======== Material for this exercise

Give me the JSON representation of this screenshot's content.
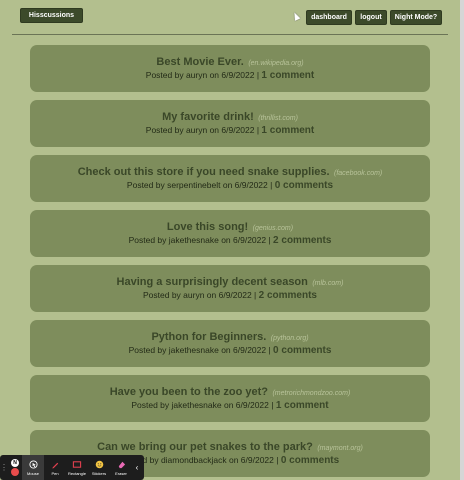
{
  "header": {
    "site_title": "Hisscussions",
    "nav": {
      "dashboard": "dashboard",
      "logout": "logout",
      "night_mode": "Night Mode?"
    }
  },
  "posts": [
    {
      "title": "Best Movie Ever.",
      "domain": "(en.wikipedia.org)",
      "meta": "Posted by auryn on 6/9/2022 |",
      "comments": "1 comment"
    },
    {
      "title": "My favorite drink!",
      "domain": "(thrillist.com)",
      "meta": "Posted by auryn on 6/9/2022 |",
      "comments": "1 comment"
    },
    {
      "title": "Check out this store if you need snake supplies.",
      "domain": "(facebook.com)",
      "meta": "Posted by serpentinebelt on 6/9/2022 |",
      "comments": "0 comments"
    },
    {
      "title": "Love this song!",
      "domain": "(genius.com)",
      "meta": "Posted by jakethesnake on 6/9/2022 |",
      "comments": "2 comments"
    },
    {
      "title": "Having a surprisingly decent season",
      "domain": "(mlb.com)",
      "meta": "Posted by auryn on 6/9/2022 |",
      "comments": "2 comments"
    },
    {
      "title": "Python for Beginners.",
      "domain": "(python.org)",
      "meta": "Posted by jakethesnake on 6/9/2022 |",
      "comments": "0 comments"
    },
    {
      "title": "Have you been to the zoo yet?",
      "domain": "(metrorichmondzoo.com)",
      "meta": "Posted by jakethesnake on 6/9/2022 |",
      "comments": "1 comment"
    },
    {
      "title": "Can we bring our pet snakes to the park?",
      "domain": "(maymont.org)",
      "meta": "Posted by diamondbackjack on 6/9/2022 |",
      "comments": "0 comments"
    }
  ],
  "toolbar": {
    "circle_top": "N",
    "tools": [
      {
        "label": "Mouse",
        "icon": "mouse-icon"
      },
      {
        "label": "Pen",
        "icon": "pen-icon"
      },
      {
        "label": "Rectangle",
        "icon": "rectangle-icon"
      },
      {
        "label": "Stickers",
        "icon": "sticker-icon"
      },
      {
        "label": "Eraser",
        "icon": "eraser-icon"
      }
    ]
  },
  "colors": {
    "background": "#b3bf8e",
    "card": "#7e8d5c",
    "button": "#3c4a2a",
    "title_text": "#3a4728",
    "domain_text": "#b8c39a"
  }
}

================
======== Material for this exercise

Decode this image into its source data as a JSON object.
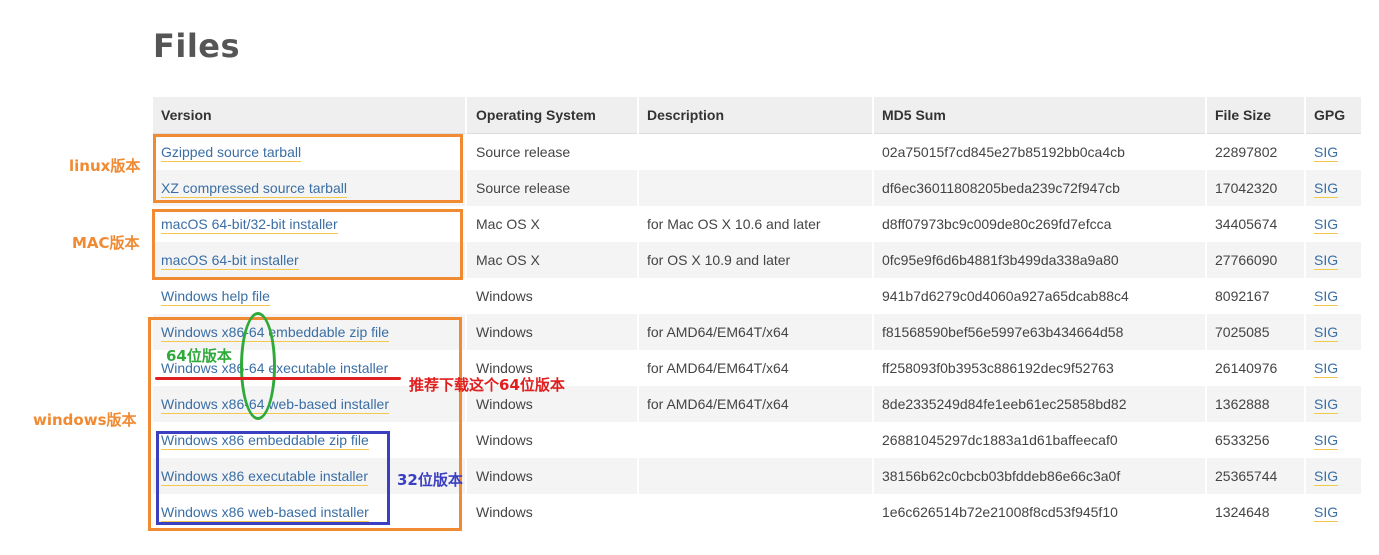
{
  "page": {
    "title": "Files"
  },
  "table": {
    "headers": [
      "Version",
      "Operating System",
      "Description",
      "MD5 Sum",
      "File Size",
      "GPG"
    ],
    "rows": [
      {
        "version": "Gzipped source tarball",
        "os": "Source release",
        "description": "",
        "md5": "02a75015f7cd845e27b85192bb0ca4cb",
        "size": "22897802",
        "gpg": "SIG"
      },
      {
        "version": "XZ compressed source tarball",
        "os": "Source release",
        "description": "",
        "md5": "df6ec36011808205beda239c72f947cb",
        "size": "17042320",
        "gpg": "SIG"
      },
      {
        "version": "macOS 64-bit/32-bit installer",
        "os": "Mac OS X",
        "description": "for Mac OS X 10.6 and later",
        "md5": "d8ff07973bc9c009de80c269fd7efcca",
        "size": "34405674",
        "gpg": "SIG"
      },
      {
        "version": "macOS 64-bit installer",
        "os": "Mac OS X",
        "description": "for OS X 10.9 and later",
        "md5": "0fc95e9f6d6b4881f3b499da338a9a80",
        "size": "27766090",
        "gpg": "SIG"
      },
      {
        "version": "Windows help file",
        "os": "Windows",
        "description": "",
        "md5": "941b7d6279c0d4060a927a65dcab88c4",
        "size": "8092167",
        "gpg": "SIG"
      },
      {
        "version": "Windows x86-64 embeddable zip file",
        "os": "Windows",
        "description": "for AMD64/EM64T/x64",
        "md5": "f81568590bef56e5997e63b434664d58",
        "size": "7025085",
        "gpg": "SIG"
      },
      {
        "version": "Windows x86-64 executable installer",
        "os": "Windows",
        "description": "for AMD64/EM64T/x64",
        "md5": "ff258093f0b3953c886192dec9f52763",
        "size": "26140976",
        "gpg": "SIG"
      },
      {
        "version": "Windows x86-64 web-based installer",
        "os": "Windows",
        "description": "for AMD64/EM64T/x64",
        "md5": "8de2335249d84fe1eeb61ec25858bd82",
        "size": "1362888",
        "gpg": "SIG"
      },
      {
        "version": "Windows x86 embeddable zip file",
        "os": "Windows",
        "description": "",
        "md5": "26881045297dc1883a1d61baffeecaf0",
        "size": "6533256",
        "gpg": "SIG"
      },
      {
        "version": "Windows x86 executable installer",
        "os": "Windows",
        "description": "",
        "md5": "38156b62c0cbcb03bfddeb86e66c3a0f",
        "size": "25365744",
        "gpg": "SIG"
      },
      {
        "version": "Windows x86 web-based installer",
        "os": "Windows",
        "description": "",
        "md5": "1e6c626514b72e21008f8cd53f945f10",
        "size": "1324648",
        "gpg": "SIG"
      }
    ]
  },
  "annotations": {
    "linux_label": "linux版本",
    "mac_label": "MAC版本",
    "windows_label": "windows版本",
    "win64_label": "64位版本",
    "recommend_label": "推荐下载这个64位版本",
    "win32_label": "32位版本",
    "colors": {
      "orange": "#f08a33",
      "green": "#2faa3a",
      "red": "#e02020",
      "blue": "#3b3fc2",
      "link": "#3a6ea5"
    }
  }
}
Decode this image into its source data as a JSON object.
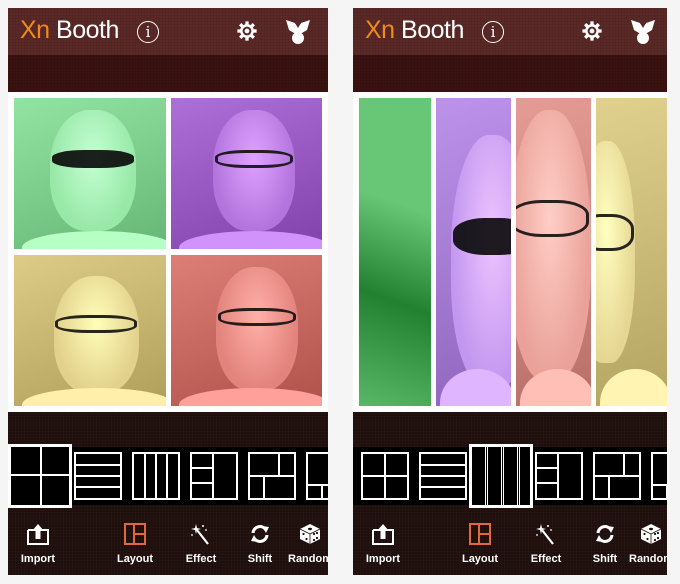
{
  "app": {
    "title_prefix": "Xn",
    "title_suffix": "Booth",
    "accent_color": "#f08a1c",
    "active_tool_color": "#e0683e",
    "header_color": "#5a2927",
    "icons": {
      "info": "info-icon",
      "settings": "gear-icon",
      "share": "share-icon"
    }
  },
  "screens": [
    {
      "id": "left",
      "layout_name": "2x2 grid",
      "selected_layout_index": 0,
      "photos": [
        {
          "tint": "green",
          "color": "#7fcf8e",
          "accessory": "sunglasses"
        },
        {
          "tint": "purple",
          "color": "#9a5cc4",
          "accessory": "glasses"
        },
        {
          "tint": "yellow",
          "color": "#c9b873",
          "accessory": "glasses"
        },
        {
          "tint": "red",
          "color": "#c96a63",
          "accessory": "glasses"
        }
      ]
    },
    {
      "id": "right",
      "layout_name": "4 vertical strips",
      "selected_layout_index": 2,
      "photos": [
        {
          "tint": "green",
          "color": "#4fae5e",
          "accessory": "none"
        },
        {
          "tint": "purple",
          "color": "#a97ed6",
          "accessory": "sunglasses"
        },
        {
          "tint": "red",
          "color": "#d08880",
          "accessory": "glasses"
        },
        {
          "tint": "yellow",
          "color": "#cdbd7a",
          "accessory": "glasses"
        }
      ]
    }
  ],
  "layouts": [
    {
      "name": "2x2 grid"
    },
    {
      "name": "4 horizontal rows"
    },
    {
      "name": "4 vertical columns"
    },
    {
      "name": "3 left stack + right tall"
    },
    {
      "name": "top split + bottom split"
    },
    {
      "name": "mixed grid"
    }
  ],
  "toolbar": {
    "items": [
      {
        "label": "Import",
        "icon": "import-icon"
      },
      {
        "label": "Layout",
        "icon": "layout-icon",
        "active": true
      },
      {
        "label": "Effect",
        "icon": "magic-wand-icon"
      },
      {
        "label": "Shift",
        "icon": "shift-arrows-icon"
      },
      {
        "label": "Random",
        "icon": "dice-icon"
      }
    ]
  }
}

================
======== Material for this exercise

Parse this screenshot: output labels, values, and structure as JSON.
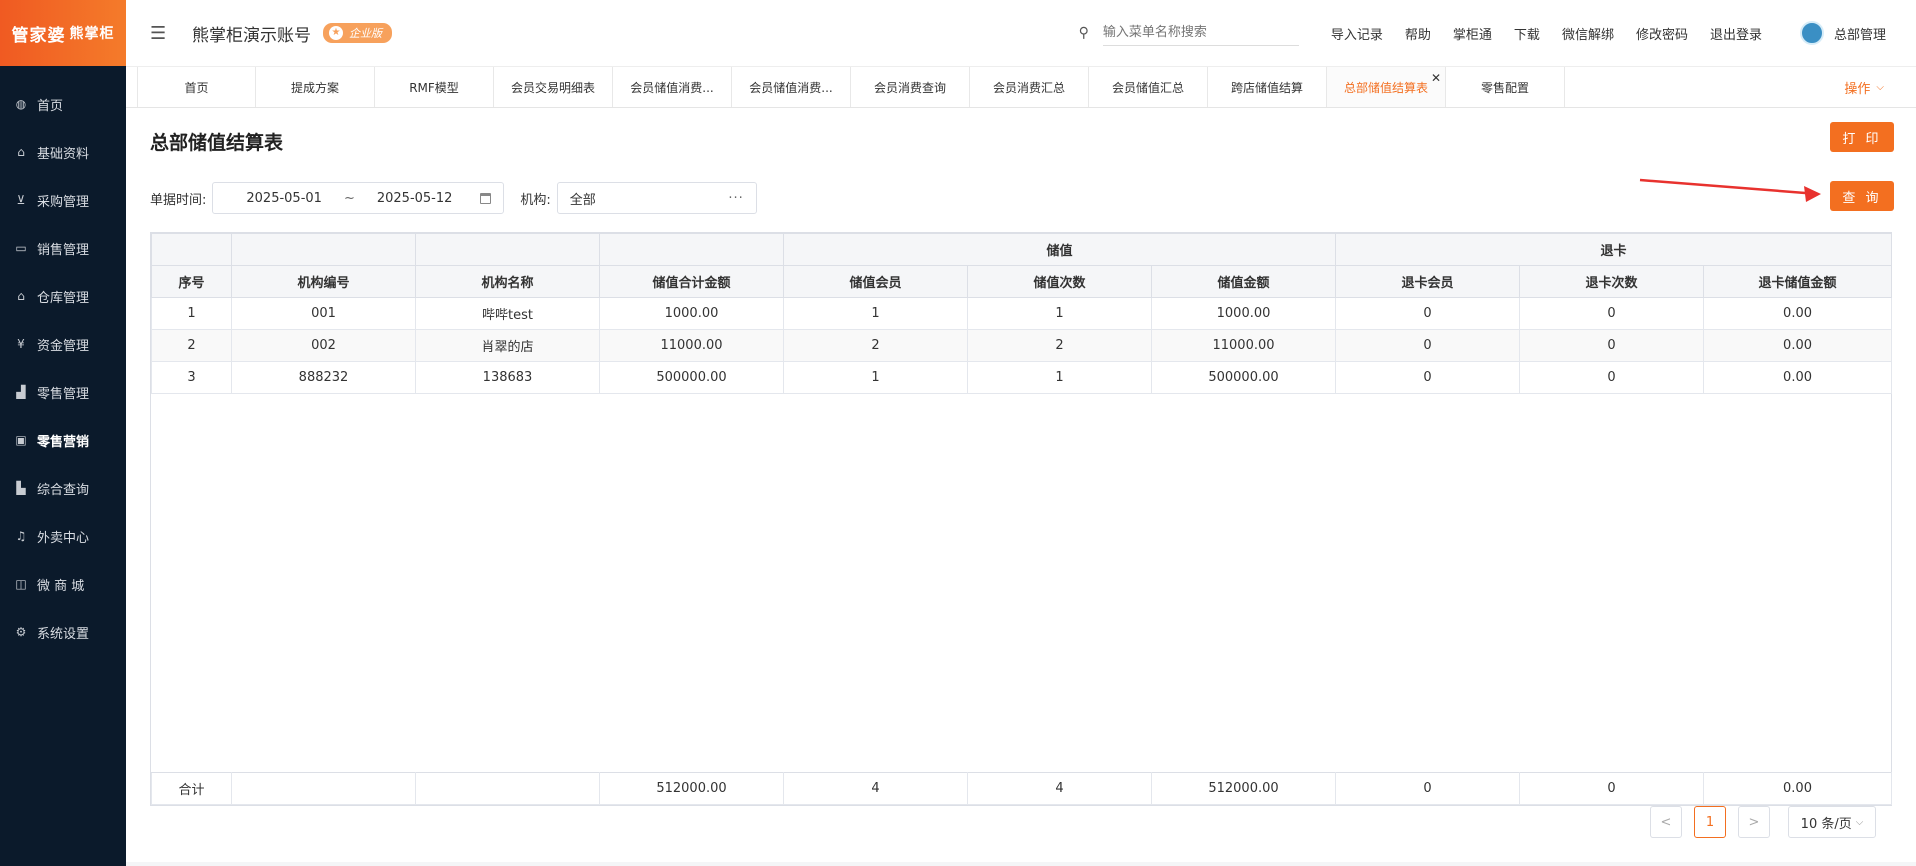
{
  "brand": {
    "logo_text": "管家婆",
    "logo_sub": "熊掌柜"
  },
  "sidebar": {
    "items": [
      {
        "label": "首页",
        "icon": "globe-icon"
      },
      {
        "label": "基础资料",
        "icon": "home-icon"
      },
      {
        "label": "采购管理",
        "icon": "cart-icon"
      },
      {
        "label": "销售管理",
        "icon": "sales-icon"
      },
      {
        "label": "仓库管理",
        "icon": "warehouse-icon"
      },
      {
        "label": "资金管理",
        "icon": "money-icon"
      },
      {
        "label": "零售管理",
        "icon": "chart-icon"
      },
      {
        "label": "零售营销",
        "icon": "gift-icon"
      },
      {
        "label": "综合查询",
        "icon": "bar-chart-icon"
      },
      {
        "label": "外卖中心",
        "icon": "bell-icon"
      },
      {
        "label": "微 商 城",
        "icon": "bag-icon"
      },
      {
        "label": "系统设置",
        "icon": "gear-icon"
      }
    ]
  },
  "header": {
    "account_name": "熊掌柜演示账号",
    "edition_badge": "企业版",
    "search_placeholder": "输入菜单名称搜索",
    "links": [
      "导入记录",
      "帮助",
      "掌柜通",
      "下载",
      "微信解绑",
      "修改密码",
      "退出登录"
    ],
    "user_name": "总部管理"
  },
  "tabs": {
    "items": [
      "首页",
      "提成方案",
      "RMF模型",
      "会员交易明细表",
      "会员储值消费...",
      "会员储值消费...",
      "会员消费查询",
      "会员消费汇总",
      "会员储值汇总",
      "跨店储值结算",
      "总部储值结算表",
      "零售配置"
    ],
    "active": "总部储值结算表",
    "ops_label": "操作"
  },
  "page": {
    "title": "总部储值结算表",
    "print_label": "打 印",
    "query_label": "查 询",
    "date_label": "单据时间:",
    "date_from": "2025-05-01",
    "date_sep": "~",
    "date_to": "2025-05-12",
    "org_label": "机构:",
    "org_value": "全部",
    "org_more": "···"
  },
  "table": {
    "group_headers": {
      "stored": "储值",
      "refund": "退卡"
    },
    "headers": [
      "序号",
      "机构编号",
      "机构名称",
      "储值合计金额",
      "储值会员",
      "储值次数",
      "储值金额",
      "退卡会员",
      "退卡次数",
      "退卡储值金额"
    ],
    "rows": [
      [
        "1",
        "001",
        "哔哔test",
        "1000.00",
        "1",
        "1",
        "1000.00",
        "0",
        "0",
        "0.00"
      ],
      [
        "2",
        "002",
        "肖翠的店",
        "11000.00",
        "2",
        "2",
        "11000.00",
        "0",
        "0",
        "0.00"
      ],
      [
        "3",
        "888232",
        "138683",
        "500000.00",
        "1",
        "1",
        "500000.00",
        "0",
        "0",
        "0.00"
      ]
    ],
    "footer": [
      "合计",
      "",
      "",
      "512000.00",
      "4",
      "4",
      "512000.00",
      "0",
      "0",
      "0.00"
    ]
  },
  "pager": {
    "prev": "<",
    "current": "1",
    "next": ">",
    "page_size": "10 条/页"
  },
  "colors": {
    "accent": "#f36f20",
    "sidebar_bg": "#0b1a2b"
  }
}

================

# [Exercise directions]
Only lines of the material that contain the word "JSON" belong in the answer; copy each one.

# [Exercise output]
Give me the JSON representation of this screenshot's content.
Decode this image into its source data as a JSON object.
Decode this image into its source data as a JSON object.
Parse this screenshot: output labels, values, and structure as JSON.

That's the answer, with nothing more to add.